Why Does Membrane Permeability Matter to Me?
“Water, water, everywhere,
Nor any drop to drink.”
Samuel Taylor Coleridge, The Rime of the Ancient Mariner, 1834.
With 71% of the Earth’s surface covered by water (Links to an external site.) , how then is the world facing a water crisis? Yes, water. The molecule of life. In crisis.
According to a 2019 World Resources Institute report, 17 countries, 25% of the world’s population, face “extremely high” water stress (when water demand exceeds water availability), drawing down 80% of their available supply per year. Another 44 countries, 1/3 of the population, face “high” levels of water stress, withdrawing more than 40% of their supply annually. Population growth, industrialization and climate change continue to intensify the demand. To help ensure water security, research is focusing on biologically-inspired nanotechnologies that mimic cell membranes, and a process vital in all cellular systems: osmosis.
Just under 3% of the world’s water supply is fresh- the kind needed for drinking, irrigation and municipal use. The remaining 97% is saltwater. However, large-scale systems for desalinating ocean water, turning saltwater into drinkable freshwater, have been operational for decades. As of 2018, almost 16,000 desalination plants are operating in 177 countries. Many use membrane-based, reverse-osmosis (RO) technologies.
Under normal osmotic conditions, water flows through a semipermeable membrane from a hypotonic solution (think of hypotonic as meaning “less solute”, in this case the freshwater) to a hypertonic solution (think of hypertonic as meaning “more solute”, in this case the saltwater) to balance out the salt concentration between the two. However, in an RO system, the water flow is reversed by applying high pressure, which forces seawater through a semipermeable membrane. The membrane, a thin composite permeable only to water molecules, rejects salts, microorganisms, and other contaminants. The result is pure, drinkable water. But, of course, it is not free and the process is not as productive as possible.

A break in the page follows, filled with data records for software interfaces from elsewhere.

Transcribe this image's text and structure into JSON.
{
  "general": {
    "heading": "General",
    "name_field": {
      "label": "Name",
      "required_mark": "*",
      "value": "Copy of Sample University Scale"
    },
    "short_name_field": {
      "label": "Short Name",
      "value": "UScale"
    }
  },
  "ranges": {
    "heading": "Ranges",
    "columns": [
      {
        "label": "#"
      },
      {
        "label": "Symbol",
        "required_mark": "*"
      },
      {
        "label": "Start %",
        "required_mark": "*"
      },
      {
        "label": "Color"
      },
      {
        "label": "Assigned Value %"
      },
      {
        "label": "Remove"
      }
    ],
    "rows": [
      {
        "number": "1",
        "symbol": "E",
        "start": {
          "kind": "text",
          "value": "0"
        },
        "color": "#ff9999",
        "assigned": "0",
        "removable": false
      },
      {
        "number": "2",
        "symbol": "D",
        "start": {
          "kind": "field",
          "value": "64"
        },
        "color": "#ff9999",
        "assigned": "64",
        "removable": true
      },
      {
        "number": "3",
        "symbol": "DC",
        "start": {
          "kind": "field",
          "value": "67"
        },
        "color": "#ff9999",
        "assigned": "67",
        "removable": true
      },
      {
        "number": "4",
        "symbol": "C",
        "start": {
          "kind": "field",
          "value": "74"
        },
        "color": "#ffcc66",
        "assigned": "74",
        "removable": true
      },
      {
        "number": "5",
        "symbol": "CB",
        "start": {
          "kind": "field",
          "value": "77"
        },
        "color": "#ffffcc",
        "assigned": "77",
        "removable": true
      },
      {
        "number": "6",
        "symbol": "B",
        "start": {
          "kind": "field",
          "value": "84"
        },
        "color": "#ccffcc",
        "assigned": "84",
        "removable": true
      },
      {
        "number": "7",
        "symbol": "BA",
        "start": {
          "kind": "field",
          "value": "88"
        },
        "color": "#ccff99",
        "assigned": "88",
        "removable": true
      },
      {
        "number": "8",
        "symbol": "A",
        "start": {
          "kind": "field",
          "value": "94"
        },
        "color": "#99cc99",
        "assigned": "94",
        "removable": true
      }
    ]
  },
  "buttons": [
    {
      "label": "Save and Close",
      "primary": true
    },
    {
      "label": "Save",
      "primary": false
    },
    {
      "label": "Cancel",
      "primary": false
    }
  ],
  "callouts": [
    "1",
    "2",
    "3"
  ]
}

Efforts to maximize efficiency and minimize costs have driven the evolution of membrane desalination technologies, many of which focus on membrane permeability. Next-generation membranes include carbon nanotubes (CNTs), which are one-atom thick sheets of carbon rolled into cylinders, with diameters as small as one nanometer. CNT membranes have water permeability 20 times greater than traditional RO membranes. Additionally, they have a large surface area, are highly efficient at rejecting salt ions, are able to provide ‘gatekeeping’ functions much like proteins in cell membranes, and better withstand the harsh operating conditions by reducing chlorine interactions, one of the primary causes of degradation in RO membranes.
There is water, water, everywhere. And biologically-inspired nanotechnology is helping to make it safe, and more cost effective, to drink.
Other Membrane-inspired Applications
Biologically-inspired (biomimetic) synthetic membranes have applications beyond desalination technology. They are used heavily in medical and pharmaceutical fields for drug development and delivery. Some biomimetic membranes can be generated through 3-D printing and are capable of maintaining osmotic balance through engineered transmembrane proteins. There are biomimetic antifouling coatings. Even US national security agencies are funding research and development for biomimetic membrane materials.
One such effort involves “smart” second skin material for military uniforms. The material is made from a newly developed polymeric (remember polymers from Chapter 2) membrane embedded with CNTs that are capable of conducting moisture away from a soldier’s skin when a concentration gradient has developed. As with their use in RO desalination, the CNTs wick away water at rates that greatly exceed diffusion theory. Not only does this material help prevent heat-related stressors, it can protect soldiers against biological agents, like the Dengue virus, via size exclusion, and chemical contaminants, such as sulfur mustard (a blistering agent), through surface modification of CNT pores with chemical “gates” Scientists are even developing exfoliation capabilities-like a skin peel- for material that has encountered contaminants! (Think about about how these functions mimic those in a real cell membrane and what structures they mimic),
Research funding is becoming more and more limited. If funding becomes available for research and development of biomimetic membranes, to which application do you think it should be directed?
- Biomedical and pharmaceutical.
- National Security.
- Water Security and Management.
- Antifouling coatings
- It doesn’t matter to me.
Additionally, material scientists are even investigating ‘nanosponges’ that mimic human lung cells to ‘soak up’ SARS-CoV! The technology is being applied to many aspects related to COVID-19 (drug delivery, PPE, etc.). How exactly are cell membrane principles/biomimetic/nanotechnology being used in COVID-19 prevention/treatment/vaccination/other?
Do some research on one of the previously mentioned topics and provide your opinions/research. Make sure you can back up your statements with research from the literature (think numbers, study results, specific examples, etc.).